Copy all records precisely, apart from the pictures.

RECORDS FOR THE EXERCISE: Begin

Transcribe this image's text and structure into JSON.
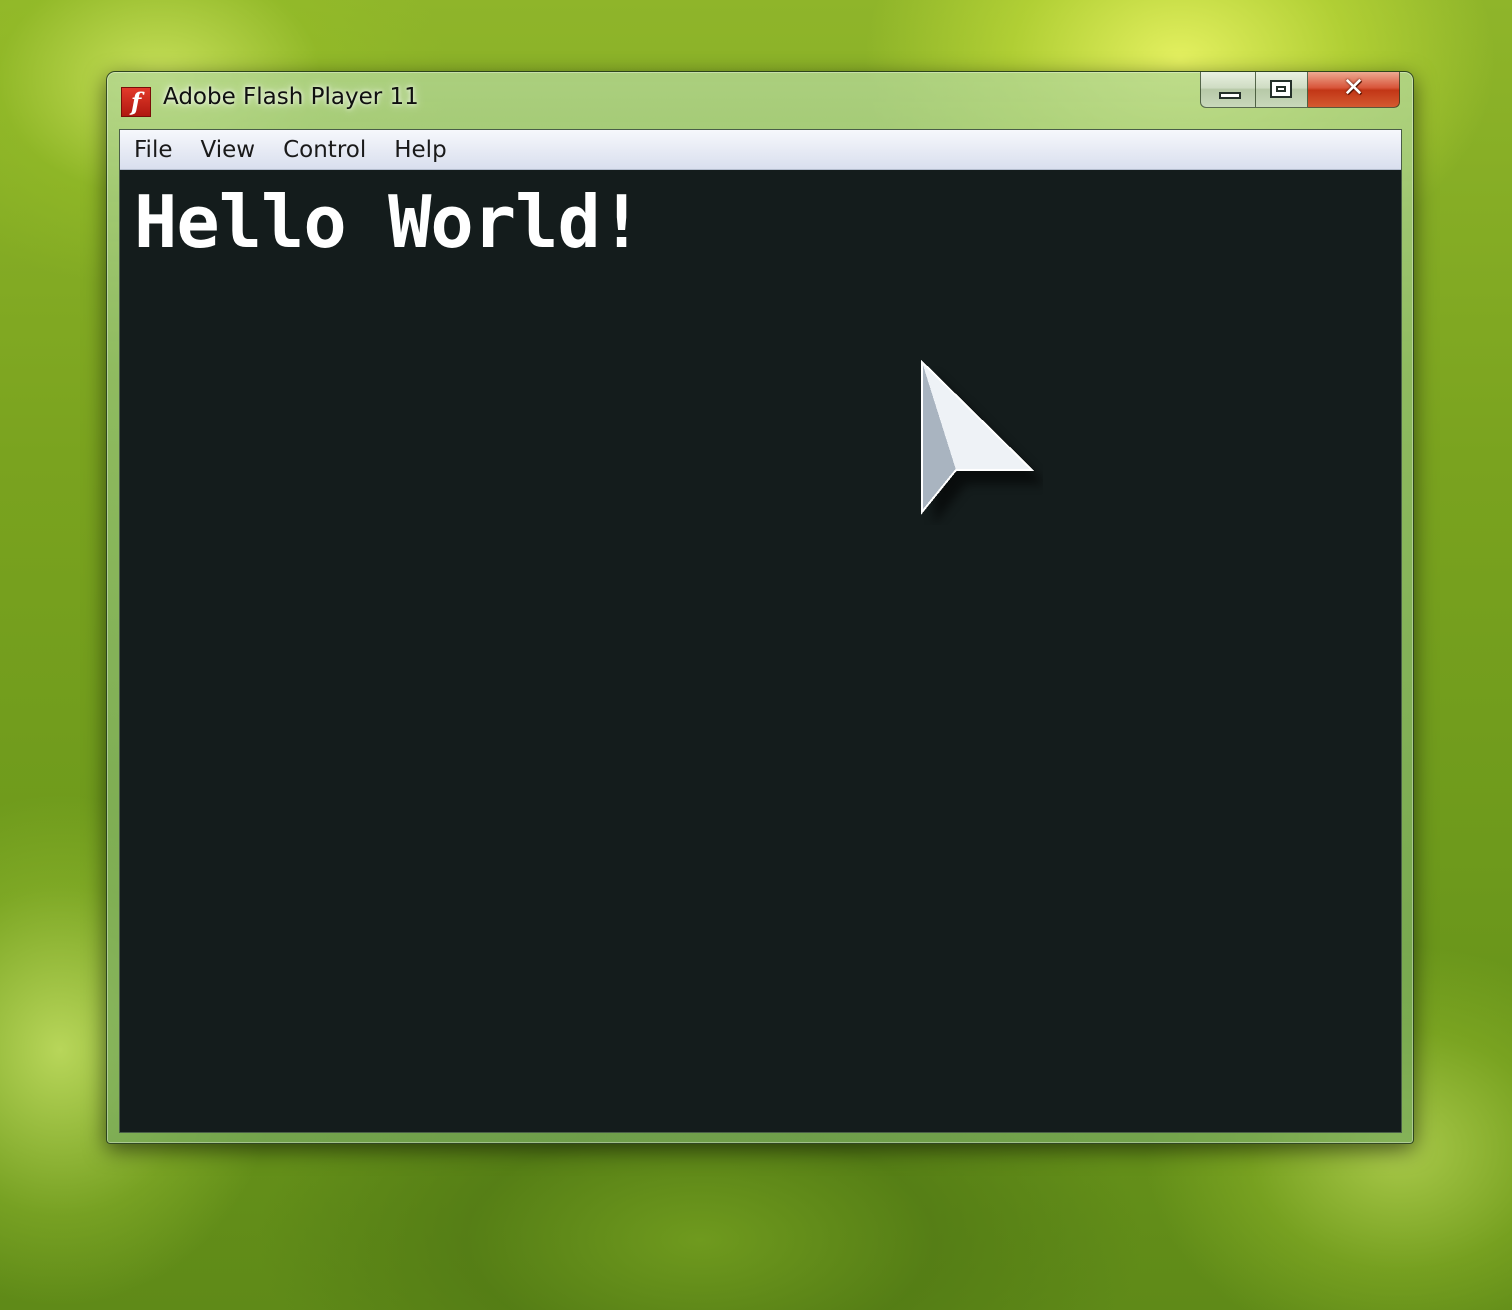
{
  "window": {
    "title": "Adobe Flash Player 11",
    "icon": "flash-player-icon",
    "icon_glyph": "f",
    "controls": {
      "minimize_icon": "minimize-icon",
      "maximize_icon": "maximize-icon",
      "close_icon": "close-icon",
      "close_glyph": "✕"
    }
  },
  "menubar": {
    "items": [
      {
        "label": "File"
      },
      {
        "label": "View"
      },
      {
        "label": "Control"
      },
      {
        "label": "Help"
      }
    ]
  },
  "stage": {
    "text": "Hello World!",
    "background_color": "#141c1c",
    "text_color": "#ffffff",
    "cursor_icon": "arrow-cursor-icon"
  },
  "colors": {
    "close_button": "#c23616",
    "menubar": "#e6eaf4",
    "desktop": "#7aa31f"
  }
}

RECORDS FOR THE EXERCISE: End

→ RESPONSE AREA
Transcribe this image's text and structure into JSON.
{
  "window": {
    "title": "Adobe Flash Player 11",
    "icon": "flash-player-icon",
    "icon_glyph": "f",
    "controls": {
      "minimize_icon": "minimize-icon",
      "maximize_icon": "maximize-icon",
      "close_icon": "close-icon",
      "close_glyph": "✕"
    }
  },
  "menubar": {
    "items": [
      {
        "label": "File"
      },
      {
        "label": "View"
      },
      {
        "label": "Control"
      },
      {
        "label": "Help"
      }
    ]
  },
  "stage": {
    "text": "Hello World!",
    "background_color": "#141c1c",
    "text_color": "#ffffff",
    "cursor_icon": "arrow-cursor-icon"
  },
  "colors": {
    "close_button": "#c23616",
    "menubar": "#e6eaf4",
    "desktop": "#7aa31f"
  }
}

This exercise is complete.